The debate about climate change is still strong and prominent, and the ways we deal with it are discussed on a regular basis. Organisations need to overcome certain barriers more efficiently and focus on driving change within the working environment, influencing central government to take more actions and avoid a ‘climate summit abject failure’ such as Copenhagen.
Main barriers to climate change action
Organisations do not automatically realise that sustainability is an investment in innovative ways that business, incorporating sustainable practice, can yield economic, ethical and environmental benefits for the company.
Procrastination becomes a potential barrier when it comes to transition to a low carbon economy. Currently, there are a lot of industry commentators stating their concern about the delays in policy and framework implementation. Initiatives and drives such as the Green Investment Bank will help stimulate the economy and reduce carbon emissions. However, if we hold off too long in implementing it, it will result in the loss of private investment.
What central government should do?
The new coalition government has a raft of policies and initiatives that will help comply with the binding commitments they have made when it comes to carbon emissions abatement. However, the rate at which they continue to yield an axe low carbon programmes, which have seen cuts of £85 million, is counter-intuitive. It may well be that the currently deficit was unsustainable and required action, but the development of these technologies are exactly the measures that will drive the economy in the long term.
The current UK Energy and Climate Change Secretary, Chris Huhne, has recently stated that commercial organisations will drive the demand for low carbon technology like renewable energy technologies. However, the uptake of these measures can be stimulated by initiatives such as the Carbon Reduction Commitment and central government’s obligation to reduce energy consumption by 10%. These are good examples of energy policy that will drive energy consumption reduction.
If the UK government is lacking in one area, I would suggest that addressing the existing building stock in the UK represents its biggest challenge, because in excess of 90% of the UK buildings that will exist in 2050 (when the UK had to have cut its annual emissions by 80% from the 1990 level) have already been built. More measures and schemes for retrofitting would enable greater savings in carbon emissions and reduce the affects of climate change.
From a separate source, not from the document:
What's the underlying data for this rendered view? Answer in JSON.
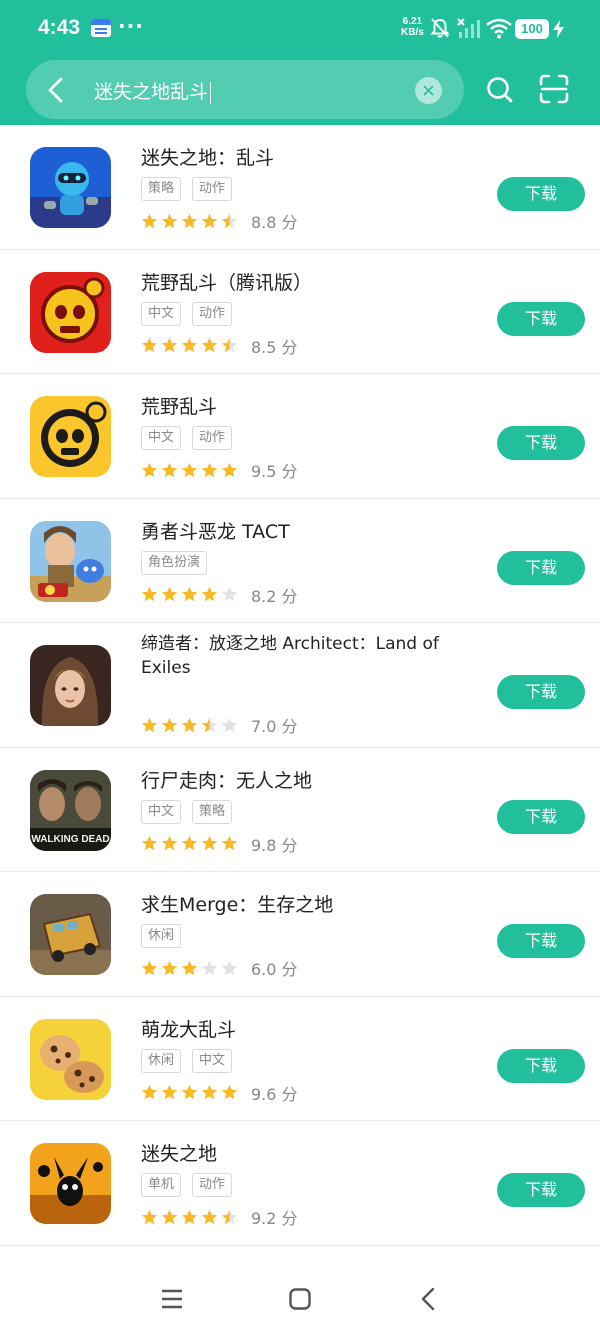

One way of achieving the sorts of things discussed above is through sustainability benchmarking. The Environment Agency launched the CRC Energy Efficiency Scheme in April 2010 – forming the central policy to reduce CO2 emissions in the UK (see Evironment Agency: CRC Energy Efficiency Scheme). The ultimate aim of the scheme is to regulate large private and public sector organisations by creating an incentive scheme to reduce energy usage through monitoring. The responsibility to reduce emissions will lie with the organisation and success rates will be rewarded in monetary terms. However, failures to cut emissions will result in penalties being incurred.
As organisations have the responsibility for cutting their emissions, a method for tracking changes will be essential. There is assistance in the form of sustainability benchmarking (see CADmeleon) that will result in emission reduction strategies and will over time track and monitor organisations’ carbon footprint.
So how will this be tackled?
A first step towards sustainability benchmarking is Energy Efficiency Software, as this focuses on an organisation’s built environment. Many carbon reduction gains can be obtained within an organisation’s infrastructure and effective monitoring of a company’s performance can inform where essential reduction in emissions can be made. Importantly, the next step is the ability to benchmark to develop a sustainability strategy.
Organisations, which will be required to track CO2 emissions, could benefit greatly from using such software. However, there are several things to consider if an organisation wishes to ensure that it benefits from the CRC Energy Efficiency Scheme. Look for software that assists with model design and management towards CRC Energy Efficiency. The software should also enable benchmarking and forecasting to maximise results. Other things to consider that will benefit organisations will be the ability to analyse reduction in carbon emissions, together with retrofit recommendations to existing buildings that can also be compared with alternative models to reduce carbon footprint.
Essentially, for people responsible for an organisation’s estate, a method of tracking carbon emissions will be critical but more so, practical methods of reducing CO2 will be paramount. Both private sector and public sector bodies’ results will be positioned in league tables based on performance to illustrate effective cuts in emissions compared with other organisations. So, there really are a number of advantages for organisations to optimise the use of sustainability benchmarking through effective choice of energy efficiency software.
Firstly and most importantly, ensure that operational costs will be reduced through an effective strategy that reduces energy expenditure. It will also be important to develop sustainability strategies that increase the organisation’s position in the league tables when compared to other similar organisations. As there is a mandatory aspect to the scheme, a key feature will be trouble-free data collection for the reporting requirement of the CRC Energy Efficiency Scheme.
One thing is certain, initial outlay must result in significant reductions in CO2 for organisations to benefit from the scheme. The government is encouraging, and will continue to encourage, behavioural changes within organisations to reduce greenhouse gases; with a target of reducing emissions by 80% by 2050, companies will have to adhere to the CRC scheme – making sure steps are taken to make this adjustment as trouble free as possible.
Jimmy Markham is a specialist consultant in sustainability benchmarking with extensive experience in consulting for reducing carbon emissions and energy efficiency for large businesses.